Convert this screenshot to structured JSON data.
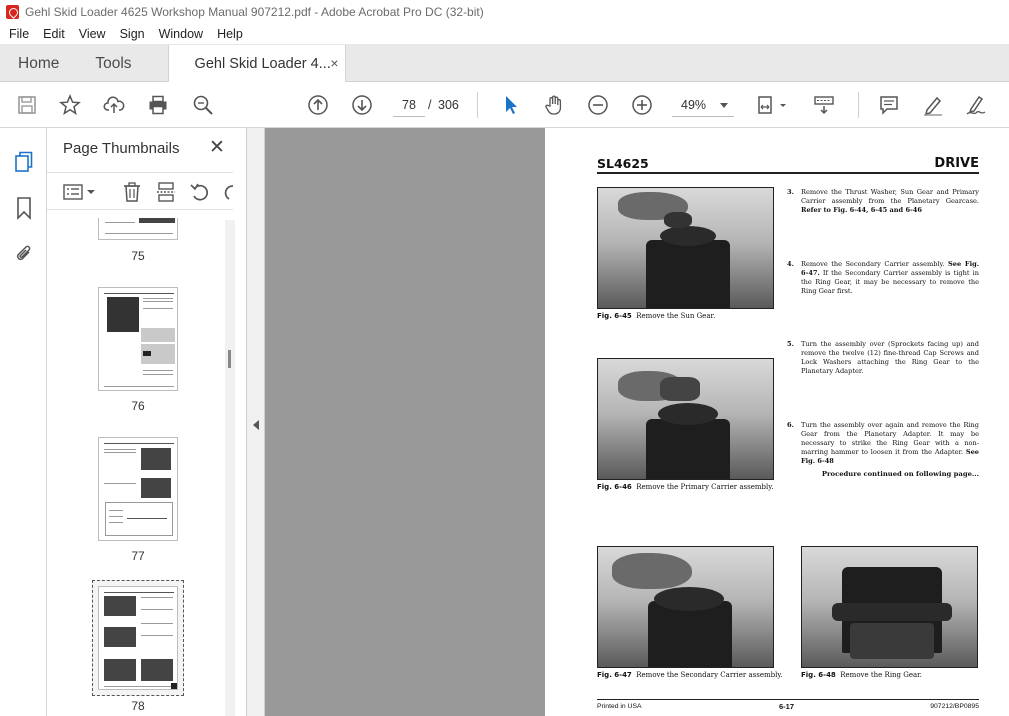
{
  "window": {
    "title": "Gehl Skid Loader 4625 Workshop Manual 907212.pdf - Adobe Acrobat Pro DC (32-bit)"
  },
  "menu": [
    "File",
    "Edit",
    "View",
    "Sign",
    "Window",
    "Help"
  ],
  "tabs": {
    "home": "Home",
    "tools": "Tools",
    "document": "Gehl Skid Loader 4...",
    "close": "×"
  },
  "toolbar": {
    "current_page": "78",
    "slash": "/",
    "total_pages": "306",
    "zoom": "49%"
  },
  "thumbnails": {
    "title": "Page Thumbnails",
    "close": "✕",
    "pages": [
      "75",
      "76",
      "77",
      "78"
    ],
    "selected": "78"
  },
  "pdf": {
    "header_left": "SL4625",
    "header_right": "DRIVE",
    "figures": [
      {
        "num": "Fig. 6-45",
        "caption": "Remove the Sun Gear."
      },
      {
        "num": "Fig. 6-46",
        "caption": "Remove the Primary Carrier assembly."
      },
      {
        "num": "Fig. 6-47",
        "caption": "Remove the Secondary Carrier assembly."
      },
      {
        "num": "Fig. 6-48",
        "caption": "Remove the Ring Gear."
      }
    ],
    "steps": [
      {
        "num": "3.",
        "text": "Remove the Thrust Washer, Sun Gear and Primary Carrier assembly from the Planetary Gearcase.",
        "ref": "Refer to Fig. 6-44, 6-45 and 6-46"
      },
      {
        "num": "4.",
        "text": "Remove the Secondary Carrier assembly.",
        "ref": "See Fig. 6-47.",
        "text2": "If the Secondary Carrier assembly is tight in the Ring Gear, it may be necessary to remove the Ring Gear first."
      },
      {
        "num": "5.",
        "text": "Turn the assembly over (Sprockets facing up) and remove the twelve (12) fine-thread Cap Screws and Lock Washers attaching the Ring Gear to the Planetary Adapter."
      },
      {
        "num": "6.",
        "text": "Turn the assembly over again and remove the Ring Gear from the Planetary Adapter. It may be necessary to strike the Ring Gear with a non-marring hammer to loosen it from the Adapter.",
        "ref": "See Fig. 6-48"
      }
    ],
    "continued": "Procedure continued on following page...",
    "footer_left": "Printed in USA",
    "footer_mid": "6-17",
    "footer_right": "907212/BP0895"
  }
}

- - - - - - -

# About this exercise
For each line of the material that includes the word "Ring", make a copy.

# Result of the task
        "caption": "Remove the Ring Gear."
        "text2": "If the Secondary Carrier assembly is tight in the Ring Gear, it may be necessary to remove the Ring Gear first."
        "text": "Turn the assembly over (Sprockets facing up) and remove the twelve (12) fine-thread Cap Screws and Lock Washers attaching the Ring Gear to the Planetary Adapter."
        "text": "Turn the assembly over again and remove the Ring Gear from the Planetary Adapter. It may be necessary to strike the Ring Gear with a non-marring hammer to loosen it from the Adapter.",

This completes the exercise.